TALLAHASSEE, Fla. (WTXL) — Tallahassee City commissioners are moving forward with an ordinance to create a citizens review board for police interactions.
Following three officer-involved shootings in Tallahassee, activists and commissioners agree on two things: Now is the time for more oversight of the police but how to accomplish that is far from final.
Commissioners unanimously voted Wednesday to create a nine person citizen review committee.
Those individuals would be appointed by city commissioners and social and civic organizations.
Before the vote, commissioners received more than 300 public comments submitted from across the county as well as local organizations, like the Tallahassee Community Action Committee.
"What we do not want is a city commission-appointed citizens review board and we are extremely extremely disappointed," said Lakey Love, with TCAC.
Instead, they want a freely elected civilian police accountability counsel that would provide independence and autonomy from city leaders, as well as subpoena power.
Commissioners point out that they've created an inspector general role to accomplish added independence, that subpoenaing officers is Procter by law, and that any board would be able to affect lasting change would need access to the city commissioners budget.
"I received calls from people who agree with what we have, because we had nothing," said Diane Williams Cox, city commissioner. "And they understand that this is a step in the right direction. Is it perfect? Probably not, but we have an opportunity to make it as best as it can be."
"This is not a first step, this is five steps back," Love said. "Even the Cato Institute released a report in 2016 that said citizens review board, especially in the 14 states that have LEAH [Leadership Education in Adolescent Health] boards are basically powerless and uphold the status quo."
Both Cox and Love are looking forward to more community input and a final decision on implementation due in September.
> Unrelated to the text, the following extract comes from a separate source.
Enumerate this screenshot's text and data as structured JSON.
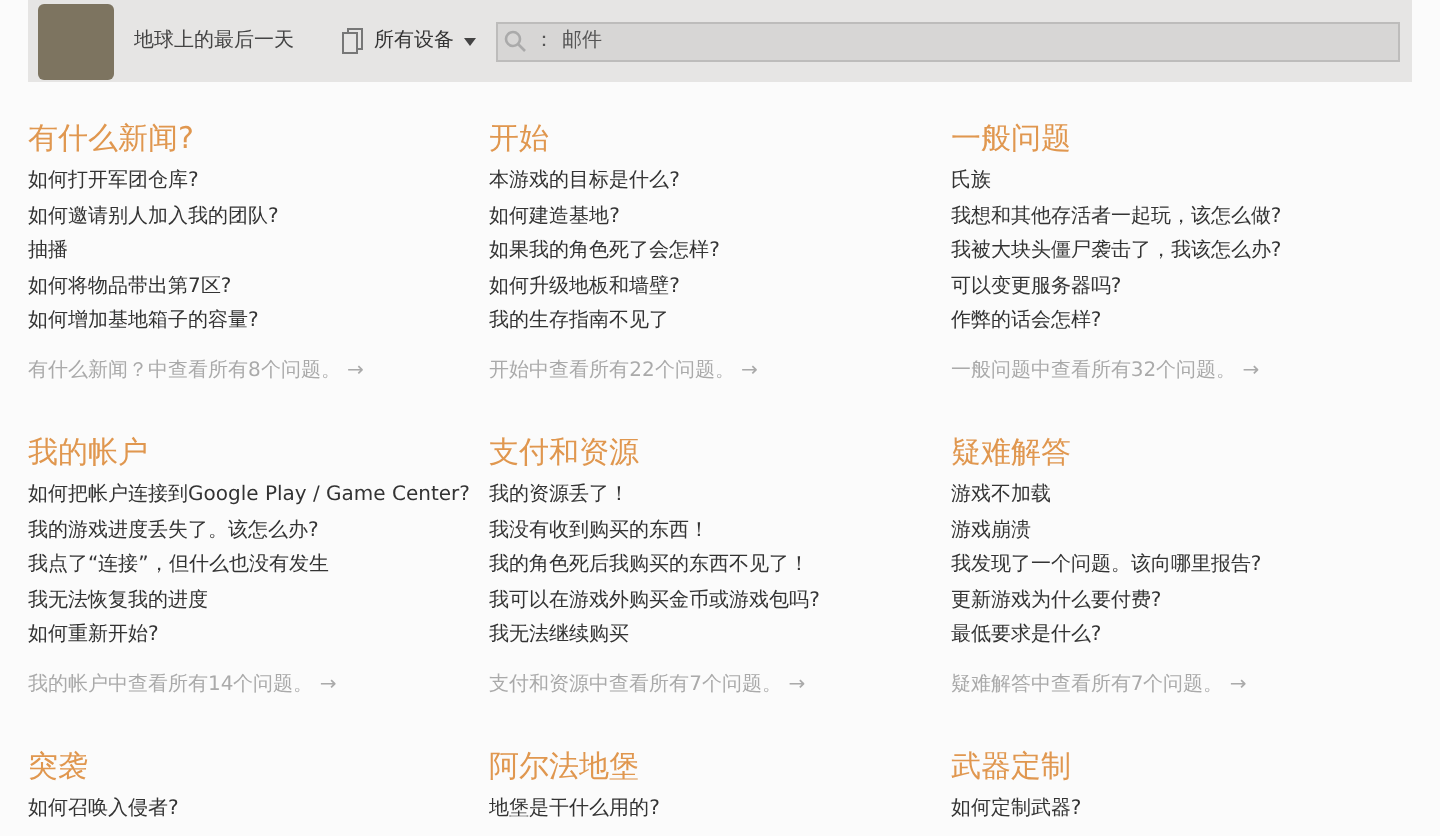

The next commission meeting is scheduled for July 9 and will be held in person, unless Governor Ron Desantis extends his executive order.